The popish traditions produce the same effects. First. They encourage men to break the law of God by impressing them with a persuasion that priestly dispensations, indulgences, absolutions, extreme unction, and masses for the dead, will avail for their salvation, if they persevere in wickedness; though the Bible does not contain a word respecting such helps to heaven. Second. Their traditions about worship, render it worse than vain. The Jews neutralised their worship by their washings, and many other superstitious ceremonies. And the papists have their holy water for purification, and adore numerous lords and ladies, besides the great Supreme. For all these superstitions they have their traditions—the commandments of men, but not the written word of God. When the devil tempted our Lord to worship him, he did not claim supreme worship; for he did not pretend to be God, but admitted a superior when he confessed of the kingdonis and glory of the world, “To me they are delivered.” An inferior kind of homage therefore would have satisfied him. Our Savour's reply ought to startle the papists :” Jesus answering said to him, it is written, thou shalt adore the Lord thy God; and him only, shalt thou serve." (Luke iv. 5-8.) The refusal of our Saviour was not grounded upon the wickedness of Satan, as unfitting him to receive adoration, but on the exclusive claims of Jehovah “ Him only shalt thou serve.” The question was not whether supreme adoration should be given to Satan, under pretence that he was the Most High ; for in that case, the text quoted by our Saviour would not have been at all to the purpose. The devil might, and no doubt would have replied to it, “ I am the Lord thy God, therefore worship thou me.” But he did not, we have seen, affect to be God; he only demanded worship in return, for temporal benefits; he made no promise of the kingdom of heaven. Nor did he stipulate that our Lord should adore him only, to the exclusion of Jehovah. And the refusal to give him any religious homage, because God is entitled to the whole of it, and demands it, holds as strongly against all adoration of images, saints and angels, as of devils. It is the adoration of forbidden objects, which makes the adoration of the Almighty vain.

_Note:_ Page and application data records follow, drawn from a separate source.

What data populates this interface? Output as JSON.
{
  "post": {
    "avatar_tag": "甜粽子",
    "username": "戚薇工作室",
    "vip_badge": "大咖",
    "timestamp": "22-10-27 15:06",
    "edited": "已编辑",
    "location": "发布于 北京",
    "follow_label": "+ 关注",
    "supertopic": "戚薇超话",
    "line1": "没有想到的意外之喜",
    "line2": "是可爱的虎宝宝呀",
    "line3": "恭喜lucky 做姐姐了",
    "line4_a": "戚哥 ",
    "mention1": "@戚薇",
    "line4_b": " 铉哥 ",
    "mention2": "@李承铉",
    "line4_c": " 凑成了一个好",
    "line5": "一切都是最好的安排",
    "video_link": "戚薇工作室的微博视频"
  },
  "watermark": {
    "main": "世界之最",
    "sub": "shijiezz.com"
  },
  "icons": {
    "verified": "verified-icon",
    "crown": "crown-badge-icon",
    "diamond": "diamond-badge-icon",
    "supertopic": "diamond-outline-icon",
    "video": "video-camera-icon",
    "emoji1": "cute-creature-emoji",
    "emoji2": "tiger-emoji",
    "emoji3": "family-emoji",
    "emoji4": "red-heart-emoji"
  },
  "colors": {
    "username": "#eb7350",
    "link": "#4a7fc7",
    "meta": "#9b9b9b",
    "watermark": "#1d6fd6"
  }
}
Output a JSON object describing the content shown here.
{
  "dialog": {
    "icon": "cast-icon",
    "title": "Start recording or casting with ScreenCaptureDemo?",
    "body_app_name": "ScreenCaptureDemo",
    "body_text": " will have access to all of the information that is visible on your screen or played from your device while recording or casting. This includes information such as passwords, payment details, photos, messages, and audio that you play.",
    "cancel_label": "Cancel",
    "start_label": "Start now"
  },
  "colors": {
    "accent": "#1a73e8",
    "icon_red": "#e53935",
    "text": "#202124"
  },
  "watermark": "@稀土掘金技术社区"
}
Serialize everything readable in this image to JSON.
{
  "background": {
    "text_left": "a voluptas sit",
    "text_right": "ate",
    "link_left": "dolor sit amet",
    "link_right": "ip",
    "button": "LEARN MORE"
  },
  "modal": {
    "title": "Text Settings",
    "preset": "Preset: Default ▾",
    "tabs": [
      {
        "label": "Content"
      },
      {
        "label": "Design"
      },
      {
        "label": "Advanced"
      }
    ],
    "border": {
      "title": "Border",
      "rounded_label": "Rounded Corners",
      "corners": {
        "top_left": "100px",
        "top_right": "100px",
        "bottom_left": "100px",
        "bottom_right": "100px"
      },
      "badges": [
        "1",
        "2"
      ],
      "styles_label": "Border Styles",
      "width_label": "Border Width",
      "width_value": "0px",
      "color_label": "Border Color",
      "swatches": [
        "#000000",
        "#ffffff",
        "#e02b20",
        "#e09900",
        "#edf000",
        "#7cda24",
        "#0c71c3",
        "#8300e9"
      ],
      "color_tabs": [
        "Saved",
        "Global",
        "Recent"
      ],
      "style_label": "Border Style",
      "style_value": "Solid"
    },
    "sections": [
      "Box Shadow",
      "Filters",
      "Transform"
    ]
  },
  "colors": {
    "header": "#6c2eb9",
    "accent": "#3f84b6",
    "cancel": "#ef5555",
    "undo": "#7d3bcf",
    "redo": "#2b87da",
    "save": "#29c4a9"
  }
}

The chief design of the Jewish traditions was, to enrich the church ; and the principal inducement to do so was, that this liberality would serve as a substitute for moral virtue. So in the case mentioned above, of our Saviour's charging the scribes and pharisees with making void the commandment of God, that they might keep their own traditions, the instance he gives shows what was aimed at by this supplement to the law. Moses said, Honour thy father and thy mother; and, whoso curseth father or mother, let him die the death: But ye say, If a man shall say to his father or mother, It is Corban, that is to say, a gift, by whatsoever thou mightest be profited by one, he shall be free. And ye suffer him no more to do aught for his father or his mother; making the word of God of none effect through your tradition, which ye have delivered : and many such like things ye do." (Mark. vii. 10-13.) “Corban, which is a gift," is a sacred gift -- something devoted to God; and what was devoted to God went into the holy treasury. This treasury was under the care of the chief men among the scribes and pharisees. Here our Saviour represents these sanctimonious hypocrites as instilling into the minds of youth the great value of these sacred gifts, and the awful sacrilege of applying what has been devoted to God, to any other purpose, however great the necessity. Thus in a domestic quarrel a youth, heated by passion, is represented as saying to his